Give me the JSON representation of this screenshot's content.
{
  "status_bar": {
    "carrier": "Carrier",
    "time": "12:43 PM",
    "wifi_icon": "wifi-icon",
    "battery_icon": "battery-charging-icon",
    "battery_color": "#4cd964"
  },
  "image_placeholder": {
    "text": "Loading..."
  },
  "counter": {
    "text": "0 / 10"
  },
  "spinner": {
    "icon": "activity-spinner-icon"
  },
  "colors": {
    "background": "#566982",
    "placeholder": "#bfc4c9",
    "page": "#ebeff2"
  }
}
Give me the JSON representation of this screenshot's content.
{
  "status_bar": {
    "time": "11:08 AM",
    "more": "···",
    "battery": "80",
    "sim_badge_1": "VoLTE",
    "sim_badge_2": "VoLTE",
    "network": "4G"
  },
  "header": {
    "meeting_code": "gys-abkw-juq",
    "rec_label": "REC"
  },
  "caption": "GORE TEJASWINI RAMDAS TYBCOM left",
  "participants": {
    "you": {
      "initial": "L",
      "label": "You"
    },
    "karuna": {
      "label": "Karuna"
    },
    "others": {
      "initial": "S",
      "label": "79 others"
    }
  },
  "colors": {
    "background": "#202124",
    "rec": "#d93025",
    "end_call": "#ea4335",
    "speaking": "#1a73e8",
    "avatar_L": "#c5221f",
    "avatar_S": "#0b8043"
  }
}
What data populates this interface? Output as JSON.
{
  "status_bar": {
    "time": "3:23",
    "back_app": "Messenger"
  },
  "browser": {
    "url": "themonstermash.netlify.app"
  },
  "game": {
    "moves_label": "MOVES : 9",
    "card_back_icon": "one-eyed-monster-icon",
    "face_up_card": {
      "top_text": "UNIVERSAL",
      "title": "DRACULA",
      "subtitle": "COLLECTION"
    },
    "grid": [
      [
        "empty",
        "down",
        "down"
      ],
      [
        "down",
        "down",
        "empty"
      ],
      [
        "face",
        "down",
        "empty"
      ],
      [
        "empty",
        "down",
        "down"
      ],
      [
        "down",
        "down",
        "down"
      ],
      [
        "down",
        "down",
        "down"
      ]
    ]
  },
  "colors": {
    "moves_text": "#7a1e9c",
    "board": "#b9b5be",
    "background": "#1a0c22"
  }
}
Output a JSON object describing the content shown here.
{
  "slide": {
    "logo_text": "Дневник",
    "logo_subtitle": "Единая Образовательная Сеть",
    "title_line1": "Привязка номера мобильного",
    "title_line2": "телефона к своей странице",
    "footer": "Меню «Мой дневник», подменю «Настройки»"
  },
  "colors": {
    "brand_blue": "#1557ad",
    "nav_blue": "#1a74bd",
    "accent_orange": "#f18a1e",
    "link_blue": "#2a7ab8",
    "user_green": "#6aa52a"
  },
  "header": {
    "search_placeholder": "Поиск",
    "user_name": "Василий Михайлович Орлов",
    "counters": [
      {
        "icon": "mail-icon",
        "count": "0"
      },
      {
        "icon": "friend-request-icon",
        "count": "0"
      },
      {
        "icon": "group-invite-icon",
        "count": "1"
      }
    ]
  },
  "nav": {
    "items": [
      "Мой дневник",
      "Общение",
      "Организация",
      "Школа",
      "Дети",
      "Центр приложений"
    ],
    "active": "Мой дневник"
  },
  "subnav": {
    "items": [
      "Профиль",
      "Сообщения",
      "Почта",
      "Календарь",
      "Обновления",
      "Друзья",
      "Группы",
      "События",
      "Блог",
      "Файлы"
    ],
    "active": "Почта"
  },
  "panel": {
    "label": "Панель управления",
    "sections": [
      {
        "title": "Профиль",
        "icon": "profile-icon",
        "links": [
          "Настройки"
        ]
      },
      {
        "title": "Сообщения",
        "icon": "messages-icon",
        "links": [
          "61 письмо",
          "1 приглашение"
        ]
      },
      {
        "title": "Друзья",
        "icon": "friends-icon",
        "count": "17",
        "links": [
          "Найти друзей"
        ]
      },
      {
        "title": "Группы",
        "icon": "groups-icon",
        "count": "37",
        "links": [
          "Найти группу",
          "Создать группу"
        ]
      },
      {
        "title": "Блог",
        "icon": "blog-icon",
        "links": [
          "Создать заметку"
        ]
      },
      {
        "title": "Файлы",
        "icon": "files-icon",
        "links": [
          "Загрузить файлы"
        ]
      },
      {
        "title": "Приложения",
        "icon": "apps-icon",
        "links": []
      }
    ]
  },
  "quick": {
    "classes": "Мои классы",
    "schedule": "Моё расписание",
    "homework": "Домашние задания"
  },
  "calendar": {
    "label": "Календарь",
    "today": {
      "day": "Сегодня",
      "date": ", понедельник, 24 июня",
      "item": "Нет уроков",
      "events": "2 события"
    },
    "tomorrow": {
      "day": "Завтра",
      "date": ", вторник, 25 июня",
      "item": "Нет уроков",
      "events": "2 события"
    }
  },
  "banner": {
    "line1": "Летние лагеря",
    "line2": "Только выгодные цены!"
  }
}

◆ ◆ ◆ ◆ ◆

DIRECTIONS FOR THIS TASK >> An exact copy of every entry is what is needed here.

OUTPUT OF THE EXERCISE >>
Give me the JSON representation of this screenshot's content.
{
  "status_bar": {
    "carrier": "Carrier",
    "time": "12:43 PM",
    "wifi_icon": "wifi-icon",
    "battery_icon": "battery-charging-icon",
    "battery_color": "#4cd964"
  },
  "image_placeholder": {
    "text": "Loading..."
  },
  "counter": {
    "text": "0 / 10"
  },
  "spinner": {
    "icon": "activity-spinner-icon"
  },
  "colors": {
    "background": "#566982",
    "placeholder": "#bfc4c9",
    "page": "#ebeff2"
  }
}
Give me the JSON representation of this screenshot's content.
{
  "status_bar": {
    "time": "11:08 AM",
    "more": "···",
    "battery": "80",
    "sim_badge_1": "VoLTE",
    "sim_badge_2": "VoLTE",
    "network": "4G"
  },
  "header": {
    "meeting_code": "gys-abkw-juq",
    "rec_label": "REC"
  },
  "caption": "GORE TEJASWINI RAMDAS TYBCOM left",
  "participants": {
    "you": {
      "initial": "L",
      "label": "You"
    },
    "karuna": {
      "label": "Karuna"
    },
    "others": {
      "initial": "S",
      "label": "79 others"
    }
  },
  "colors": {
    "background": "#202124",
    "rec": "#d93025",
    "end_call": "#ea4335",
    "speaking": "#1a73e8",
    "avatar_L": "#c5221f",
    "avatar_S": "#0b8043"
  }
}
What data populates this interface? Output as JSON.
{
  "status_bar": {
    "time": "3:23",
    "back_app": "Messenger"
  },
  "browser": {
    "url": "themonstermash.netlify.app"
  },
  "game": {
    "moves_label": "MOVES : 9",
    "card_back_icon": "one-eyed-monster-icon",
    "face_up_card": {
      "top_text": "UNIVERSAL",
      "title": "DRACULA",
      "subtitle": "COLLECTION"
    },
    "grid": [
      [
        "empty",
        "down",
        "down"
      ],
      [
        "down",
        "down",
        "empty"
      ],
      [
        "face",
        "down",
        "empty"
      ],
      [
        "empty",
        "down",
        "down"
      ],
      [
        "down",
        "down",
        "down"
      ],
      [
        "down",
        "down",
        "down"
      ]
    ]
  },
  "colors": {
    "moves_text": "#7a1e9c",
    "board": "#b9b5be",
    "background": "#1a0c22"
  }
}
Output a JSON object describing the content shown here.
{
  "slide": {
    "logo_text": "Дневник",
    "logo_subtitle": "Единая Образовательная Сеть",
    "title_line1": "Привязка номера мобильного",
    "title_line2": "телефона к своей странице",
    "footer": "Меню «Мой дневник», подменю «Настройки»"
  },
  "colors": {
    "brand_blue": "#1557ad",
    "nav_blue": "#1a74bd",
    "accent_orange": "#f18a1e",
    "link_blue": "#2a7ab8",
    "user_green": "#6aa52a"
  },
  "header": {
    "search_placeholder": "Поиск",
    "user_name": "Василий Михайлович Орлов",
    "counters": [
      {
        "icon": "mail-icon",
        "count": "0"
      },
      {
        "icon": "friend-request-icon",
        "count": "0"
      },
      {
        "icon": "group-invite-icon",
        "count": "1"
      }
    ]
  },
  "nav": {
    "items": [
      "Мой дневник",
      "Общение",
      "Организация",
      "Школа",
      "Дети",
      "Центр приложений"
    ],
    "active": "Мой дневник"
  },
  "subnav": {
    "items": [
      "Профиль",
      "Сообщения",
      "Почта",
      "Календарь",
      "Обновления",
      "Друзья",
      "Группы",
      "События",
      "Блог",
      "Файлы"
    ],
    "active": "Почта"
  },
  "panel": {
    "label": "Панель управления",
    "sections": [
      {
        "title": "Профиль",
        "icon": "profile-icon",
        "links": [
          "Настройки"
        ]
      },
      {
        "title": "Сообщения",
        "icon": "messages-icon",
        "links": [
          "61 письмо",
          "1 приглашение"
        ]
      },
      {
        "title": "Друзья",
        "icon": "friends-icon",
        "count": "17",
        "links": [
          "Найти друзей"
        ]
      },
      {
        "title": "Группы",
        "icon": "groups-icon",
        "count": "37",
        "links": [
          "Найти группу",
          "Создать группу"
        ]
      },
      {
        "title": "Блог",
        "icon": "blog-icon",
        "links": [
          "Создать заметку"
        ]
      },
      {
        "title": "Файлы",
        "icon": "files-icon",
        "links": [
          "Загрузить файлы"
        ]
      },
      {
        "title": "Приложения",
        "icon": "apps-icon",
        "links": []
      }
    ]
  },
  "quick": {
    "classes": "Мои классы",
    "schedule": "Моё расписание",
    "homework": "Домашние задания"
  },
  "calendar": {
    "label": "Календарь",
    "today": {
      "day": "Сегодня",
      "date": ", понедельник, 24 июня",
      "item": "Нет уроков",
      "events": "2 события"
    },
    "tomorrow": {
      "day": "Завтра",
      "date": ", вторник, 25 июня",
      "item": "Нет уроков",
      "events": "2 события"
    }
  },
  "banner": {
    "line1": "Летние лагеря",
    "line2": "Только выгодные цены!"
  }
}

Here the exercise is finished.